= Problem details =
Your task is to find every line in the records that holds the string "title" and copy it.

________________

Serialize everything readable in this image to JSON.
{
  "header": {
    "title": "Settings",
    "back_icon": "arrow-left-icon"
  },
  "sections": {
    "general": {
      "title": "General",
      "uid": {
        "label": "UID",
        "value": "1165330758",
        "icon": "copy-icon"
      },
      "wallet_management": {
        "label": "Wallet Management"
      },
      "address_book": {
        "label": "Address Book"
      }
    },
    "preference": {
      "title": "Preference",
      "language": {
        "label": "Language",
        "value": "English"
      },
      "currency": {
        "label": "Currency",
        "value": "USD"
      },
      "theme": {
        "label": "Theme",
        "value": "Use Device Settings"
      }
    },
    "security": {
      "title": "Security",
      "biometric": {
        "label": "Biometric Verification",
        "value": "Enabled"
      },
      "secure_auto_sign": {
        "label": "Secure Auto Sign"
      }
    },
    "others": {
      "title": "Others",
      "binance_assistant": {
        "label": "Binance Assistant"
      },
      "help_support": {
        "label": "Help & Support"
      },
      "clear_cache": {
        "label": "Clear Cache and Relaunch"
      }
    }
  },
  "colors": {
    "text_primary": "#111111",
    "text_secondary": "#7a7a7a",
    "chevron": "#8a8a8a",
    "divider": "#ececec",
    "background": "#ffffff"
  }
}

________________

= Output of the task =
    "title": "Settings",
      "title": "General",
      "title": "Preference",
      "title": "Security",
      "title": "Others",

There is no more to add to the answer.